Edward Harrison is convinced Greece will exit the Euro. The question is, “will it be a voluntary or involuntary exit?
The Economist’s Charlemagne’s Notebook likewise sees Europe groping towards Greece leaving the Euro. In the piece the current head of the Eurozone finance ministers makes the impolitic remark that Greek voters have a, well, vote:
We have to respect Greek democracy. I’m against this way of dealing with Greece, [which consists] in provoking the Greek public opinion and giving advice and indications to the Greek sovereign. Greece has voted, we have to take into account the result.
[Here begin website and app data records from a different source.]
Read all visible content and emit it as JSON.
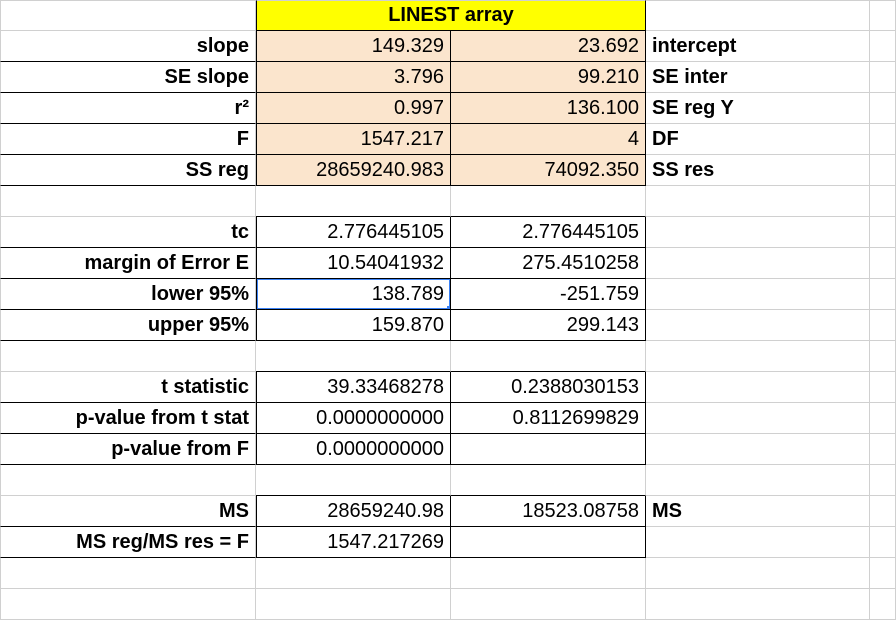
{
  "header": {
    "title": "LINEST array"
  },
  "left_labels": {
    "slope": "slope",
    "se_slope": "SE slope",
    "r2": "r²",
    "F": "F",
    "ss_reg": "SS reg",
    "tc": "tc",
    "margin_error": "margin of Error E",
    "lower95": "lower 95%",
    "upper95": "upper 95%",
    "t_stat": "t statistic",
    "p_from_t": "p-value from t stat",
    "p_from_F": "p-value from F",
    "MS": "MS",
    "msreg_msres": "MS reg/MS res = F"
  },
  "right_labels": {
    "intercept": "intercept",
    "se_inter": "SE inter",
    "se_reg_y": "SE reg Y",
    "DF": "DF",
    "ss_res": "SS res",
    "MS": "MS"
  },
  "linest": {
    "slope": "149.329",
    "intercept": "23.692",
    "se_slope": "3.796",
    "se_inter": "99.210",
    "r2": "0.997",
    "se_reg_y": "136.100",
    "F": "1547.217",
    "DF": "4",
    "ss_reg": "28659240.983",
    "ss_res": "74092.350"
  },
  "calc": {
    "tc_a": "2.776445105",
    "tc_b": "2.776445105",
    "E_a": "10.54041932",
    "E_b": "275.4510258",
    "lower_a": "138.789",
    "lower_b": "-251.759",
    "upper_a": "159.870",
    "upper_b": "299.143",
    "tstat_a": "39.33468278",
    "tstat_b": "0.2388030153",
    "pt_a": "0.0000000000",
    "pt_b": "0.8112699829",
    "pF": "0.0000000000",
    "MS_a": "28659240.98",
    "MS_b": "18523.08758",
    "msreg_msres": "1547.217269"
  }
}
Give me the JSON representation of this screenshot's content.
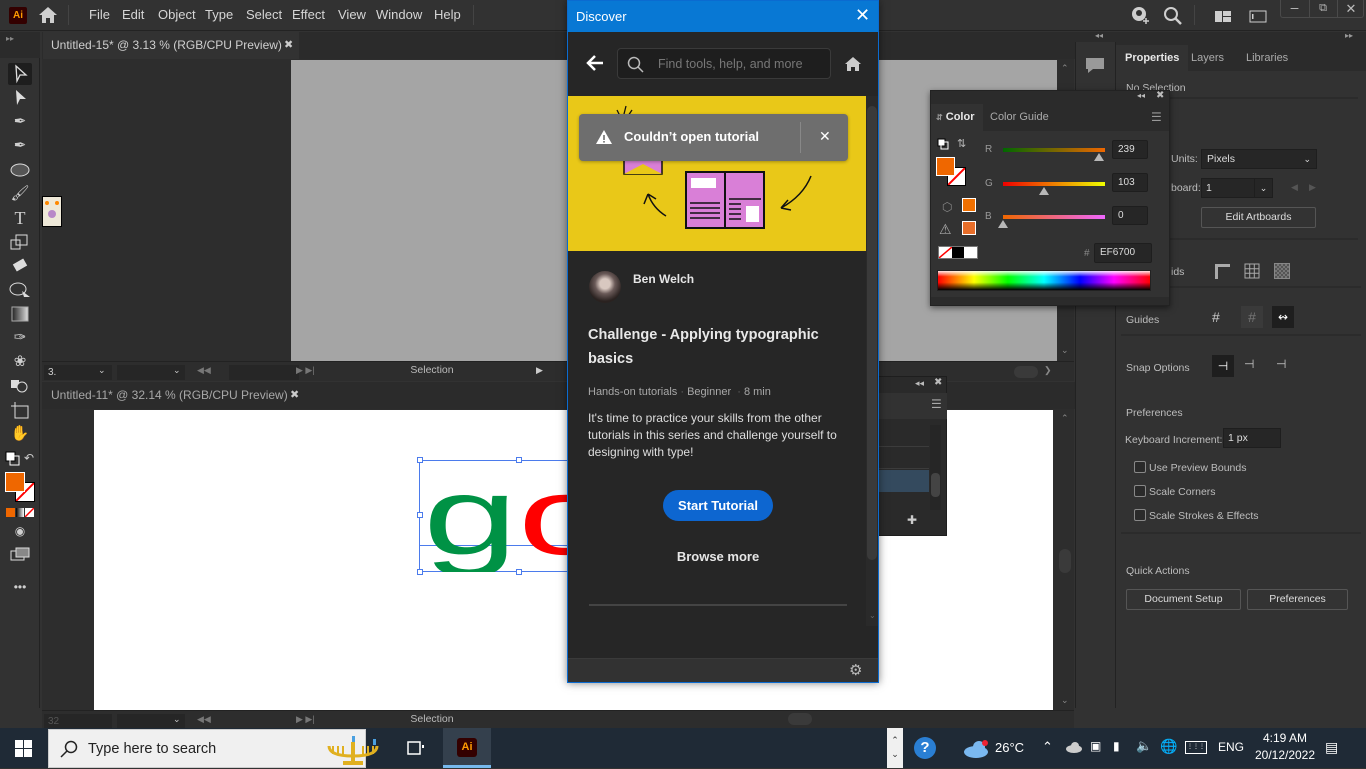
{
  "app": {
    "logo": "Ai",
    "menu": [
      "File",
      "Edit",
      "Object",
      "Type",
      "Select",
      "Effect",
      "View",
      "Window",
      "Help"
    ]
  },
  "documents": [
    {
      "title": "Untitled-15* @ 3.13 % (RGB/CPU Preview)",
      "zoom_field": "3.",
      "status": "Selection"
    },
    {
      "title": "Untitled-11* @ 32.14 % (RGB/CPU Preview)",
      "zoom_field": "32",
      "status": "Selection"
    }
  ],
  "artwork": {
    "letters": "go",
    "colors": [
      "#009245",
      "#ff0000"
    ]
  },
  "discover": {
    "title": "Discover",
    "search_placeholder": "Find tools, help, and more",
    "toast": "Couldn’t open tutorial",
    "author": "Ben Welch",
    "heading": "Challenge - Applying typographic basics",
    "meta": [
      "Hands-on tutorials",
      "Beginner",
      "8 min"
    ],
    "description": "It's time to practice your skills from the other tutorials in this series and challenge yourself to designing with type!",
    "start_btn": "Start Tutorial",
    "browse_btn": "Browse more",
    "accent": "#0d66d0"
  },
  "color_panel": {
    "tabs": [
      "Color",
      "Color Guide"
    ],
    "r": "239",
    "g": "103",
    "b": "0",
    "r_fraction": 0.937,
    "g_fraction": 0.404,
    "b_fraction": 0.0,
    "hex_label": "#",
    "hex": "EF6700",
    "fill_color": "#EF6700"
  },
  "properties": {
    "tabs": [
      "Properties",
      "Layers",
      "Libraries"
    ],
    "no_selection": "No Selection",
    "units_label": "Units:",
    "units_value": "Pixels",
    "artboard_label": "board:",
    "artboard_value": "1",
    "edit_artboards": "Edit Artboards",
    "rulers_label": "ids",
    "guides_label": "Guides",
    "snap_label": "Snap Options",
    "prefs_header": "Preferences",
    "kb_label": "Keyboard Increment:",
    "kb_value": "1 px",
    "checks": [
      "Use Preview Bounds",
      "Scale Corners",
      "Scale Strokes & Effects"
    ],
    "quick_actions": "Quick Actions",
    "doc_setup": "Document Setup",
    "preferences_btn": "Preferences"
  },
  "taskbar": {
    "search_placeholder": "Type here to search",
    "temperature": "26°C",
    "language": "ENG",
    "time": "4:19 AM",
    "date": "20/12/2022"
  }
}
However, that has been our point (or at least one of two main points) all along when it comes to the Euro project. It is inherently incompatible with the idea of democratic freedom within a group of sovereign nations. If the market believes voters can thumb their noses and even vote to leave, then the market will price in the risk of default accordingly. As discussed previously we don’t have that issue here in America because we decided the issue of secession in 1865. Barring a wilingness to send in the troops to stop a Greek (or any countries) exit or the formal and irrevocable unification of the respective nations, currency unions are inherently unstable. Here is what we pointed out last Fall:
3. Full Fiscal Integration: Since all other solutions put in place circumstances that are unstable and merely kick the can down the road, the fundamental flaw in the Euro needs to be addressed. That is the lack of a unified fiscal policy. The answer then is the end of sovereignty, the creation of a US of Europe. An obvious objection is that Germany wants to be a sovereign nation. We’ll skip this niggling little detail, but even if they didn’t want to remain sovereign do they want to harmonize laws and economic policy with Greece and some of the other PIIGS? West Germany just integrated with East Germany and the experience was traumatic featuring massive transfers to East Germans. The PIIGS will still not be competitive with Germany. That means internal adjustments (internal devaluation or austerity) to allow them to become more competitive for the PIIGS’ or massive transfers. Thus unifying the Eurozone under a single fiscal policy means massive transfers from Germany to the PIIGS to harmonize the welfare states and unify the debt and avoid austerity throwing the entire Eurozone into depression. Germans will pay for the debt in one fashion or another.
Cullen Roche points out that in the US we don’t worry much about the need for internal transfers between states to keep the system sound. Today that is true, though it has led to large conflicts in our past, playing a role in civil unrest, uprisings, the conquest of a continent and near destruction of its former inhabitants and the Civil War. Our unity was easier to envision and still born of blood and tragedy.
I am not saying unification of Europe would lead to such tragedies and conflicts. However, we need to ask if Germany (or really all the countries) want to make the internal transfers that make such a system work? Germans would pay a great deal, Greece and the other PIIGS would suffer internal austerity to the extent that they contribute to the economic re-balancing. Do Europeans, or most importantly the Germans, view themselves as a people who will be responsible for paying all the bills to integrate the Greeks and others?
Are Europeans ready to think about their home countries in the same way Texans think of Texas? Their state, but completely subordinate to the US? Will they be able to secede? We answered that question in the US with a war of incredible savagery and destruction. My guess is a unified Europe would be far less stable. They will not choose a civil war comparable to the US, but instead countries leaving over time as well as never entering the union. That leaves us with all the problems we have now still being there. Without a European populace overwhelmingly in favor of a true union this will not work. We would be faced with a PIIGS like crisis with every election and the possibility of secession in each of the former countries.